"If confirmed, I will not permit partisan politics, personal interests, or any other improper consideration to interfere with this or any other investigation," Barr's remarks say. "I will follow the special counsel regulations scrupulously and in good faith, and on my watch, Bob will be allowed to complete his work."
Barr may hope that statement inoculates him against harsh scrutiny of a 19-page memo Barr sent to the DOJ in June, arguing that Mueller's focus on whether Trump had obstructed justice is "fatally misconceived."
Still, his kickoff is likely to be returned by a barrage of questions from the committee's Democratic minority, who are poised to pick apart Barr's feelings about both the Russia probe and the limits of the president's authorities.
Those two topics "will be a big focus of tomorrow's hearing," a spokeswoman for ranking Sen. Dianne Feinstein, D-Calif., told CNBC on Monday.
Barr's broad view of a president's control over the executive branch was not uncommon at the time he served in the Bush administration. Many conservatives of that era felt that the presidency had been too far diminished in the backlash from the Watergate scandal that engulfed Richard Nixon's administration.
"Barr was representing the more mainstream view at that time," said Nancy Baker, a professor emeritus of New Mexico State University who helped conduct an oral history of Barr in 2001.
But in 2019, that view has grown more controversial. Both the left and the right have decried what they have labeled executive overreach of the past two administrations. And Trump's denunciations of the Mueller probe on Twitter have raised fears among the special counsel's defenders that the president may try to quash a federal investigation in which he is a central figure.
Barr will field questions from Democrats about immigration as well, the spokeswoman said, which are likely to touch on the trench warfare being fought over funding for a wall along the U.S.-Mexico border. Trump wants more than $5 billion for a steel barrier, while Democrats refuse to provide any money for the president's proposal. Any deal to fund nine hobbled federal agencies hinges on the gridlocked negotiations surrounding the wall; as a result, the partial shutdown has now become the longest on record.
Trump has again raised Democrats' fears in the shutdown fight by threatening to bypass Congress through a national emergency declaration in order to get his wall built.

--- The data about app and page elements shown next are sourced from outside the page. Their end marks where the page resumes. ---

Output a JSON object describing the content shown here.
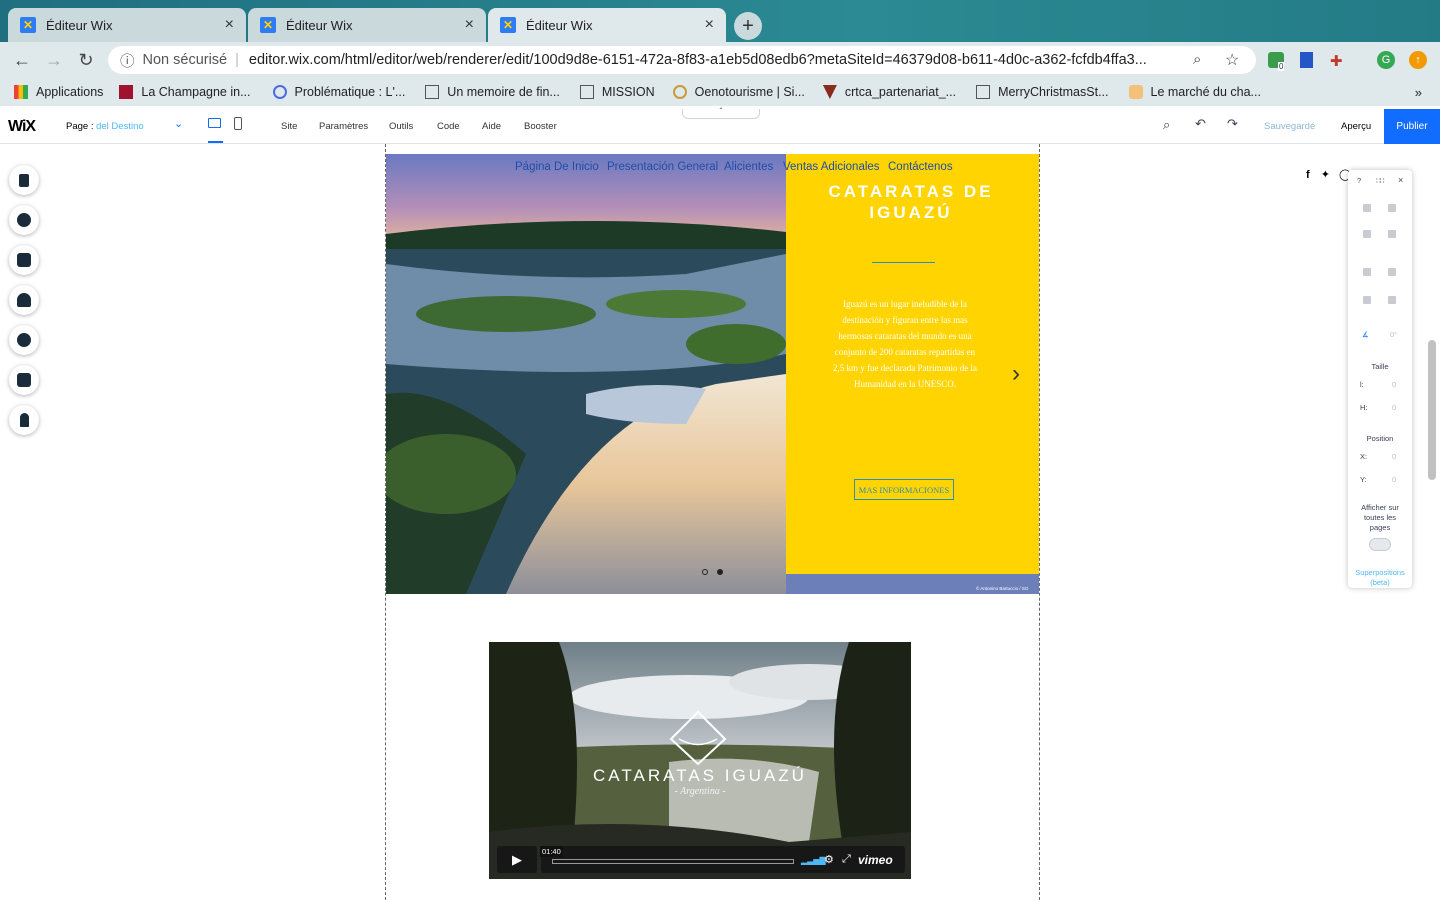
{
  "browser": {
    "tabs": [
      {
        "title": "Éditeur Wix"
      },
      {
        "title": "Éditeur Wix"
      },
      {
        "title": "Éditeur Wix"
      }
    ],
    "security": "Non sécurisé",
    "url": "editor.wix.com/html/editor/web/renderer/edit/100d9d8e-6151-472a-8f83-a1eb5d08edb6?metaSiteId=46379d08-b611-4d0c-a362-fcfdb4ffa3...",
    "extension_badge": "0",
    "bookmarks": [
      {
        "label": "Applications"
      },
      {
        "label": "La Champagne in..."
      },
      {
        "label": "Problématique : L'..."
      },
      {
        "label": "Un memoire de fin..."
      },
      {
        "label": "MISSION"
      },
      {
        "label": "Oenotourisme | Si..."
      },
      {
        "label": "crtca_partenariat_..."
      },
      {
        "label": "MerryChristmasSt..."
      },
      {
        "label": "Le marché du cha..."
      }
    ]
  },
  "wix": {
    "logo": "WiX",
    "page_label": "Page :",
    "page_value": "del Destino",
    "menu": [
      "Site",
      "Paramètres",
      "Outils",
      "Code",
      "Aide",
      "Booster"
    ],
    "saved": "Sauvegardé",
    "preview": "Aperçu",
    "publish": "Publier"
  },
  "site": {
    "nav": [
      "Página De Inicio",
      "Presentación General",
      "Alicientes",
      "Ventas Adicionales",
      "Contáctenos"
    ],
    "hero_title": "CATARATAS DE IGUAZÚ",
    "hero_text": "Iguazú es un lugar ineludible de la destinación y figuran entre las mas hermosas cataratas del mundo es una conjunto de 200 cataratas repartidas en 2,5 km y fue declarada Patrimonio de la Humanidad en la UNESCO.",
    "hero_button": "MAS INFORMACIONES",
    "credit": "© Antonino Bartuccio / SO",
    "video_title": "CATARATAS IGUAZÚ",
    "video_subtitle": "- Argentina -",
    "video_time": "01:40",
    "video_brand": "vimeo"
  },
  "panel": {
    "help": "?",
    "size_label": "Taille",
    "l_label": "l:",
    "h_label": "H:",
    "l_value": "0",
    "h_value": "0",
    "position_label": "Position",
    "x_label": "X:",
    "y_label": "Y:",
    "x_value": "0",
    "y_value": "0",
    "rotation": "0°",
    "show_all_pages": "Afficher sur toutes les pages",
    "overlays": "Superpositions (beta)"
  },
  "colors": {
    "accent": "#116dff",
    "hero_yellow": "#ffd400",
    "link": "#1e4ea8",
    "button_border": "#2d8fb5"
  }
}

He appeared to back down from those threats Monday, however, telling reporters he was not looking to call an emergency at the border at this time.

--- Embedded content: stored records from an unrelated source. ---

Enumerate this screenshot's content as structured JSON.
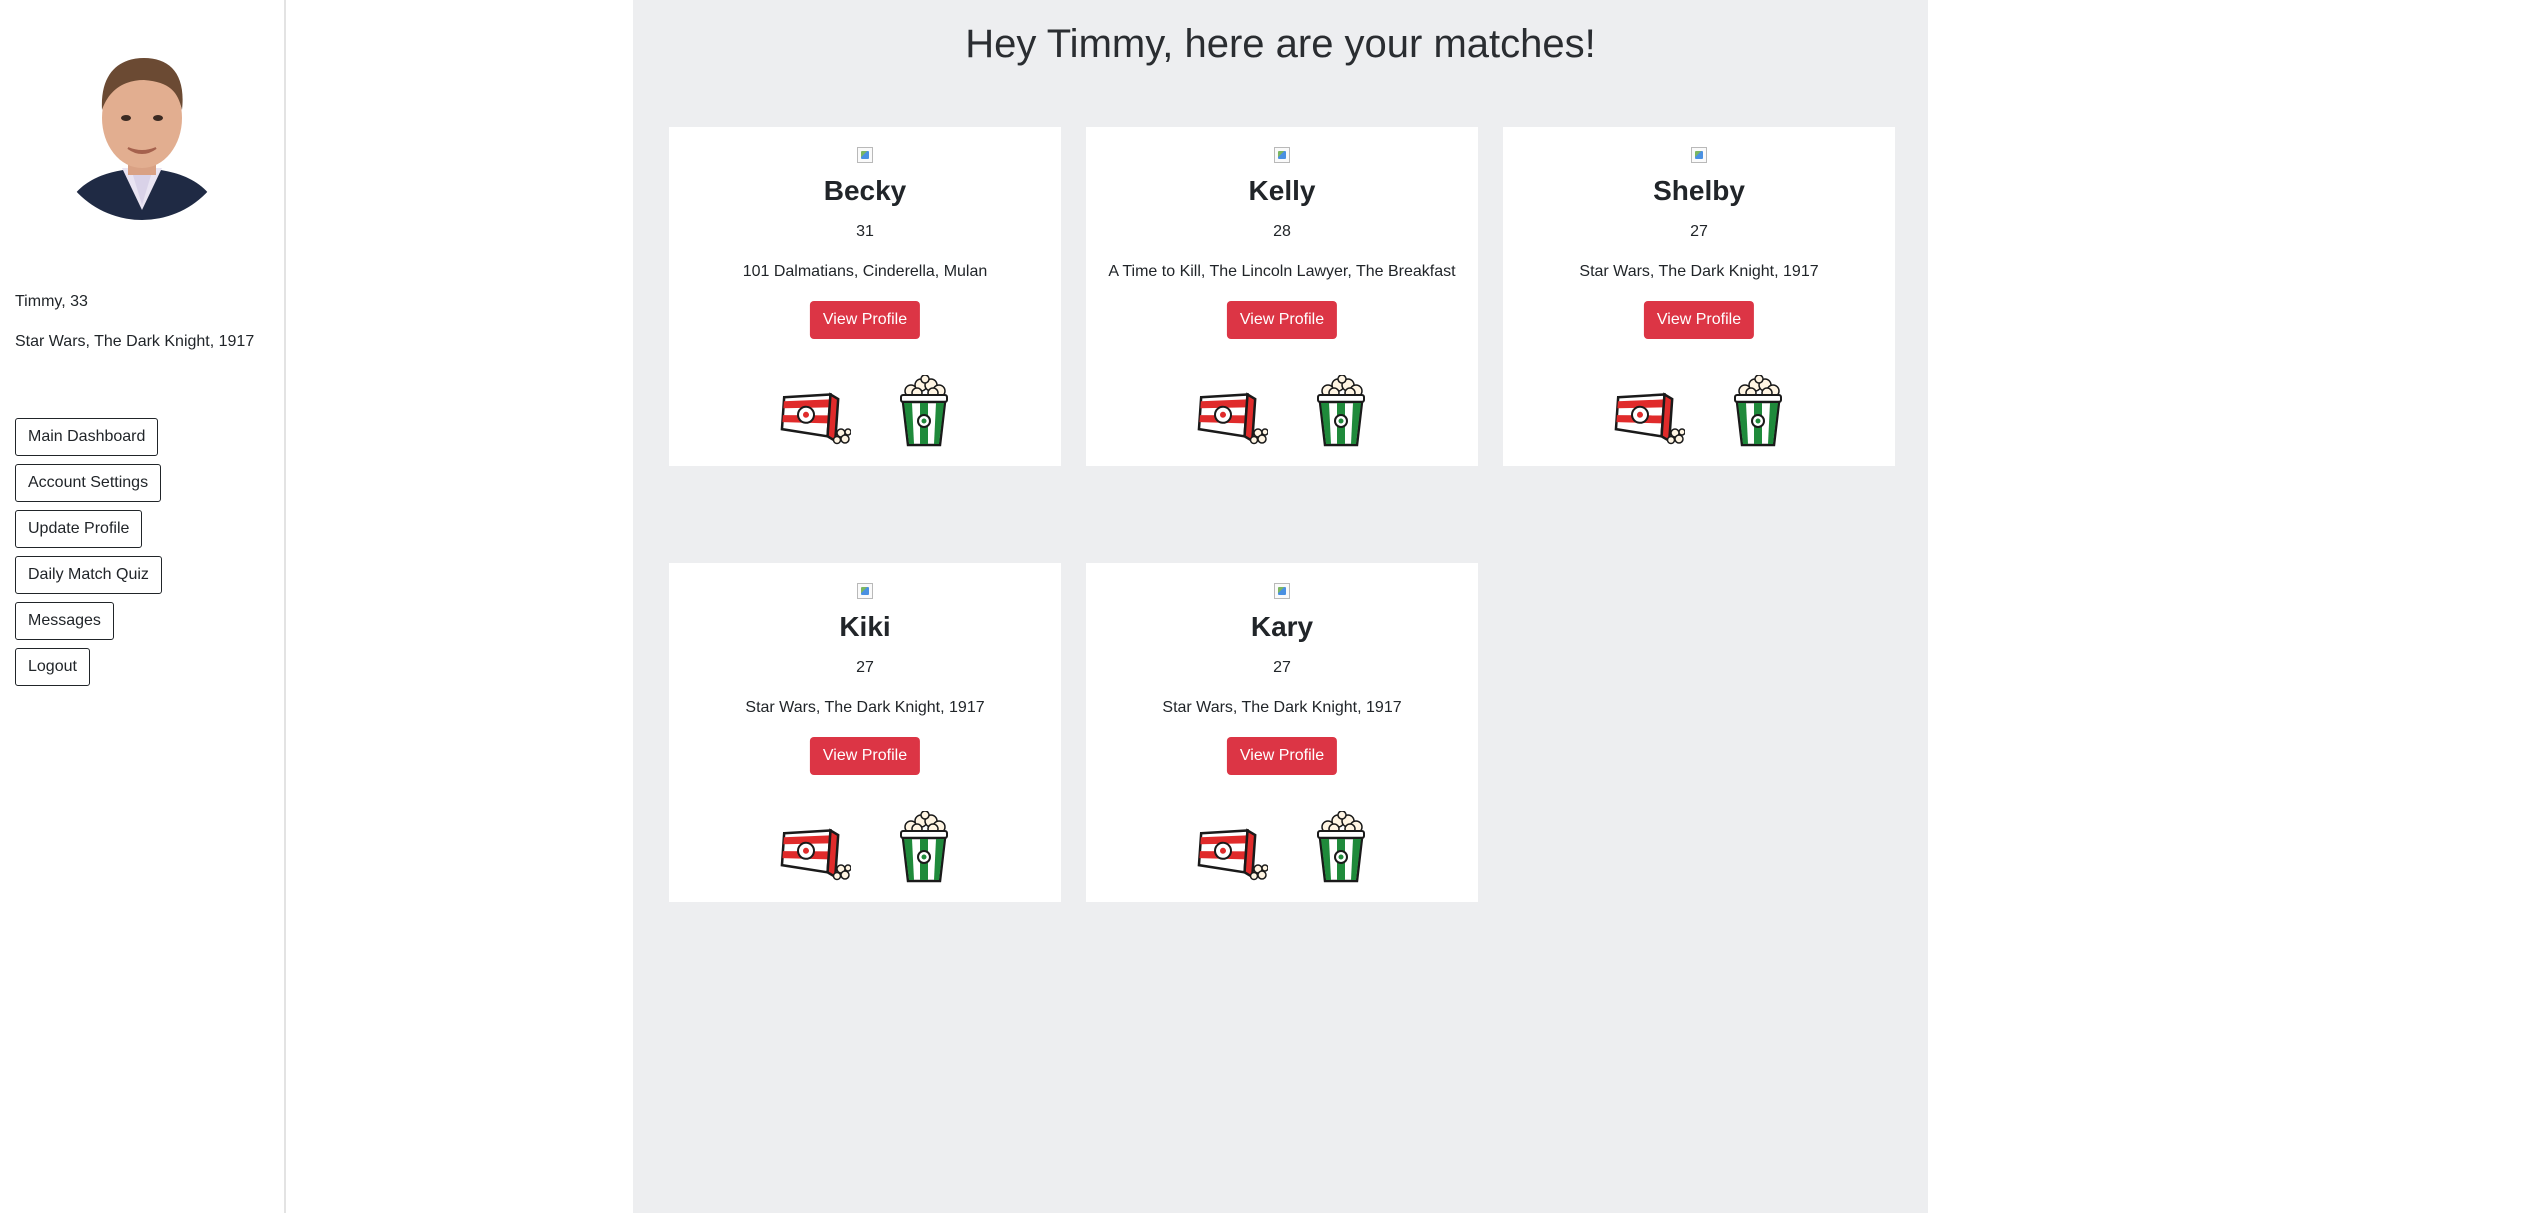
{
  "sidebar": {
    "user_line": "Timmy, 33",
    "movies_line": "Star Wars, The Dark Knight, 1917",
    "nav": [
      {
        "label": "Main Dashboard"
      },
      {
        "label": "Account Settings"
      },
      {
        "label": "Update Profile"
      },
      {
        "label": "Daily Match Quiz"
      },
      {
        "label": "Messages"
      },
      {
        "label": "Logout"
      }
    ]
  },
  "main": {
    "heading": "Hey Timmy, here are your matches!",
    "view_label": "View Profile",
    "matches": [
      {
        "name": "Becky",
        "age": "31",
        "movies": "101 Dalmatians, Cinderella, Mulan"
      },
      {
        "name": "Kelly",
        "age": "28",
        "movies": "A Time to Kill, The Lincoln Lawyer, The Breakfast"
      },
      {
        "name": "Shelby",
        "age": "27",
        "movies": "Star Wars, The Dark Knight, 1917"
      },
      {
        "name": "Kiki",
        "age": "27",
        "movies": "Star Wars, The Dark Knight, 1917"
      },
      {
        "name": "Kary",
        "age": "27",
        "movies": "Star Wars, The Dark Knight, 1917"
      }
    ]
  },
  "icons": {
    "dislike": "spilled-popcorn-icon",
    "like": "popcorn-bucket-icon"
  },
  "colors": {
    "accent": "#dc3545",
    "main_bg": "#edeef0",
    "dislike_red": "#e02b2b",
    "like_green": "#1f8a3b"
  }
}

The previous permanent attorney general, Jeff Sessions, took a hard-line stance on confronting illegal immigration from the southern border. Sessions was pilloried for his "zero tolerance" policy, which resulted in the separation of thousands of children from their families.

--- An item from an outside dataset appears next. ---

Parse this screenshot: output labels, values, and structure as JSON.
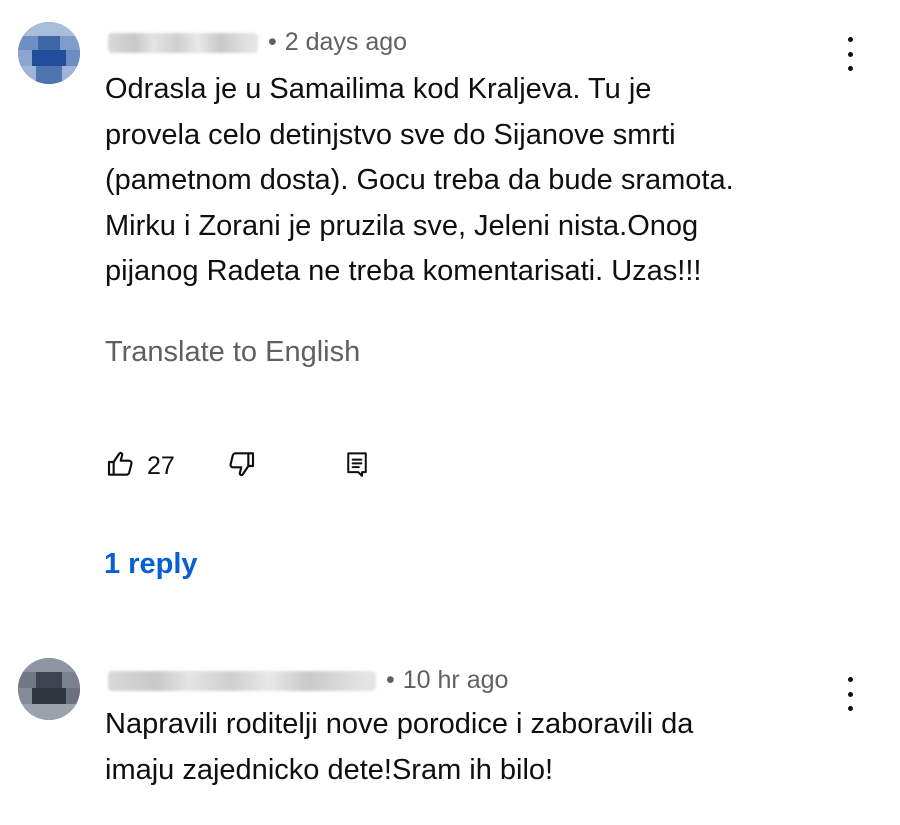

Sessions was fired from the role by Trump in November, after enduring more than a year of scathing criticism from the president's Twitter account. Matthew Whitaker, a former U.S. attorney, has been serving as acting attorney general since Sessions was fired and has been heavily scrutinized for his past attacks on Mueller, including in a 2017 op-ed for CNN.
Democrats also plan to grill Barr on a spate of other issues, including privacy rights, criminal justice and the decades-long battle over the landmark abortion case Roe v. Wade.
A spokesman for Judiciary Chairman Lindsey Graham, R-S.C., did not respond to CNBC's inquiries about the confirmation hearings.
Barr is still more likely than not to be confirmed, said Russell Riley, a presidential scholar at the University of Virginia's Miller Center. Whitaker, a former U.S. attorney who was not Senate-appointed, "gave the appearance of the president putting a partisan hack into office," said Riley, who also participated in the oral history.
Nominating Barr, a conservative Washington insider whose resume boasts experience in the CIA and the Reagan administration, "does not look like how the interim appointment looked," Riley said.